Exercise directions: Return all lines of the data in which the string "Zeromskiego" occurs.

Data extract:
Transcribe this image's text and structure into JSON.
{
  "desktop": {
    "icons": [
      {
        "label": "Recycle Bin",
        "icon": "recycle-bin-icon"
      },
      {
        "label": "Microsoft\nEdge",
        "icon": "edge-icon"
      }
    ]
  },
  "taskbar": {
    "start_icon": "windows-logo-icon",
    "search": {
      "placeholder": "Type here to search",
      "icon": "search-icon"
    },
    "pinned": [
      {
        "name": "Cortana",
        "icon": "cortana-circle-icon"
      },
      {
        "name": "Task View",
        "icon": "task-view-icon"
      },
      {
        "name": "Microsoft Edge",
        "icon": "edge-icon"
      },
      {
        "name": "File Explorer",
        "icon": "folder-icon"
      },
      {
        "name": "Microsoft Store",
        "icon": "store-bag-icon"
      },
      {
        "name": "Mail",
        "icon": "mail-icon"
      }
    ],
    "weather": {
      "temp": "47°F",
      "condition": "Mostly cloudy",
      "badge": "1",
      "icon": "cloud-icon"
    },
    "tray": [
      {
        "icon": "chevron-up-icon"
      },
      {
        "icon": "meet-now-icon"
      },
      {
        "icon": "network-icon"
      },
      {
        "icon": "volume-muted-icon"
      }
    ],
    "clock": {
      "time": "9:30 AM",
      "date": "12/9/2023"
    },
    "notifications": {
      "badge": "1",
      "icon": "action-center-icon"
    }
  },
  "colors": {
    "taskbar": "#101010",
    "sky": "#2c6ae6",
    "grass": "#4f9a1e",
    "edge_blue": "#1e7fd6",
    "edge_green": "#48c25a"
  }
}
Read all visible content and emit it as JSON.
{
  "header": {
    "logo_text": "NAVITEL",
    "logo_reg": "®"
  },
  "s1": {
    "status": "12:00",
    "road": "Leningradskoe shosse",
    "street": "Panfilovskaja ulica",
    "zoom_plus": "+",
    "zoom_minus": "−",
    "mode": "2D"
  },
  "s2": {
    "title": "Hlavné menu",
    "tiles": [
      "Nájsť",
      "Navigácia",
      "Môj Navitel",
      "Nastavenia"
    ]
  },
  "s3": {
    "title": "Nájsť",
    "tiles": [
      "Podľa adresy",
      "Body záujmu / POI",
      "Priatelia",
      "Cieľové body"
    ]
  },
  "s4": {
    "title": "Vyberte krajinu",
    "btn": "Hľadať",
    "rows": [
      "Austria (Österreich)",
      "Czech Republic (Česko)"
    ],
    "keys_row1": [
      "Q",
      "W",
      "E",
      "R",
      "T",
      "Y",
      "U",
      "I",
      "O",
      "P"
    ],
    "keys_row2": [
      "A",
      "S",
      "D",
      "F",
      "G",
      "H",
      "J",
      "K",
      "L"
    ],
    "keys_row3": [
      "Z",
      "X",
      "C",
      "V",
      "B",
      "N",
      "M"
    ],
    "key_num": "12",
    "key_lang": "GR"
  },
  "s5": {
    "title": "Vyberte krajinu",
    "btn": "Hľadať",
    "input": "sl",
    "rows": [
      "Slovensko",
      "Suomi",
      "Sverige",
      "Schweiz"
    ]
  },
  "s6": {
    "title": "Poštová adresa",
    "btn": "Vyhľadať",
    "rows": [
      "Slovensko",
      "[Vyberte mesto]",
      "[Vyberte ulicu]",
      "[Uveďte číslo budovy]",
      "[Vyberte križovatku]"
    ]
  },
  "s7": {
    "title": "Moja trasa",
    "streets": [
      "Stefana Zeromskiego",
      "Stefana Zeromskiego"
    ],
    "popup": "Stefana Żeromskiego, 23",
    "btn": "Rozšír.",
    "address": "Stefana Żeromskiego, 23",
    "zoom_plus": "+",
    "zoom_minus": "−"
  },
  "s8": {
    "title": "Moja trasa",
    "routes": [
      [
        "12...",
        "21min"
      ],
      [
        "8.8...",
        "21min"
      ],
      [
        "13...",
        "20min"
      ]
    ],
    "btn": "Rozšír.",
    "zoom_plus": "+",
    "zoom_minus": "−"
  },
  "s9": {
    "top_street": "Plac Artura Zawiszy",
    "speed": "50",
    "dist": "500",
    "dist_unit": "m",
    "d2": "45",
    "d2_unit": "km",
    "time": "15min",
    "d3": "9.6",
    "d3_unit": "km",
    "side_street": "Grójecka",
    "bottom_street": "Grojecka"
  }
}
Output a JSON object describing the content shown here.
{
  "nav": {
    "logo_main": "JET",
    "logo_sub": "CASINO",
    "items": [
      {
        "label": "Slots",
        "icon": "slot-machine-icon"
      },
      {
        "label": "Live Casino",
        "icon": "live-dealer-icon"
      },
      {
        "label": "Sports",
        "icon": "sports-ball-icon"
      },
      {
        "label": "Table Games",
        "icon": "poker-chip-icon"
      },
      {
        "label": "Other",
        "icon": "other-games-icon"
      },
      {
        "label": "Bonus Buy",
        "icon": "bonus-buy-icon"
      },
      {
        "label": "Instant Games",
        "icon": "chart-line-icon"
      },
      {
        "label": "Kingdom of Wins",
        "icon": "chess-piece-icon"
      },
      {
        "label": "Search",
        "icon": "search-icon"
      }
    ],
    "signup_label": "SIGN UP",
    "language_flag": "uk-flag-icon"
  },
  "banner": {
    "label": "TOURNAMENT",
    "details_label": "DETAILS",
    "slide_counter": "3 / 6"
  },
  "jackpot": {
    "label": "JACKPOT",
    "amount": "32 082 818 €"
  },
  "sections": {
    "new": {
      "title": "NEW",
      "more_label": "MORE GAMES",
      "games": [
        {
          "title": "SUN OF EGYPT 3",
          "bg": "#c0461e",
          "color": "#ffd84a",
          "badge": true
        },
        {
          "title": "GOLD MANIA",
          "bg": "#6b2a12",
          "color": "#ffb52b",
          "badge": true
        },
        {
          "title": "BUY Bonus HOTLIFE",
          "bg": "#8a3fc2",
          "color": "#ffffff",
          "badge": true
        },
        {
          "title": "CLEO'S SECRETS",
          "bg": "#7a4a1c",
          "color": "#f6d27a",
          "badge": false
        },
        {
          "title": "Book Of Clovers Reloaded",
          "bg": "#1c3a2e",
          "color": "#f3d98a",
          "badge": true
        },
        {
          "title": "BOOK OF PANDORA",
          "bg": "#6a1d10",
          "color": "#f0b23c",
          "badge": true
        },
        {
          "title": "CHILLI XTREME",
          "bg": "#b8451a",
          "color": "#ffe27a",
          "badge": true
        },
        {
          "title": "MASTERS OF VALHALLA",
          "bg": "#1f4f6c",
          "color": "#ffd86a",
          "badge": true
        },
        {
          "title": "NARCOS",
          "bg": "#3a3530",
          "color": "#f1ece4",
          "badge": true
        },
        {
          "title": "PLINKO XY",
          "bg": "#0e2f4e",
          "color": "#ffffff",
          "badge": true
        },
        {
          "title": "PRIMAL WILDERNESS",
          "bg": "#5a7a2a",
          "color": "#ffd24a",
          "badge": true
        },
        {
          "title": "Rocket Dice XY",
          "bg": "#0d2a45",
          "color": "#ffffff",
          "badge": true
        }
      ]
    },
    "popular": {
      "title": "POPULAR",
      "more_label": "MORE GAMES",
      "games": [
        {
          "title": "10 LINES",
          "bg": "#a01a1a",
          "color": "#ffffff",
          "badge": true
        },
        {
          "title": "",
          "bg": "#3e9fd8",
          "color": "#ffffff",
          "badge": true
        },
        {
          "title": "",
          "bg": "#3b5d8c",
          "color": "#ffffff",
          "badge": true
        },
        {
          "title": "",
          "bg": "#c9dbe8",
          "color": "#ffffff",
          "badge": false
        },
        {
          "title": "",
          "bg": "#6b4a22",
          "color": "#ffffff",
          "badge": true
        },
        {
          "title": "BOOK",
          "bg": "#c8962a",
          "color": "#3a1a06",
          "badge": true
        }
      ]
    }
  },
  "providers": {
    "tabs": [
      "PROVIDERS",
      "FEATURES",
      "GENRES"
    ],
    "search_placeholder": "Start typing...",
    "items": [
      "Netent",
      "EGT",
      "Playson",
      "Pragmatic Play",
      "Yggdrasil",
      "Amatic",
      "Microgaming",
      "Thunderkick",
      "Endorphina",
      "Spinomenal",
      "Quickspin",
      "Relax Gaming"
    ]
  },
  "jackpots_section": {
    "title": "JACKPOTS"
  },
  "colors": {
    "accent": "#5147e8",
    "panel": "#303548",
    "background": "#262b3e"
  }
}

Task solution:
      "Stefana Zeromskiego",
      "Stefana Zeromskiego"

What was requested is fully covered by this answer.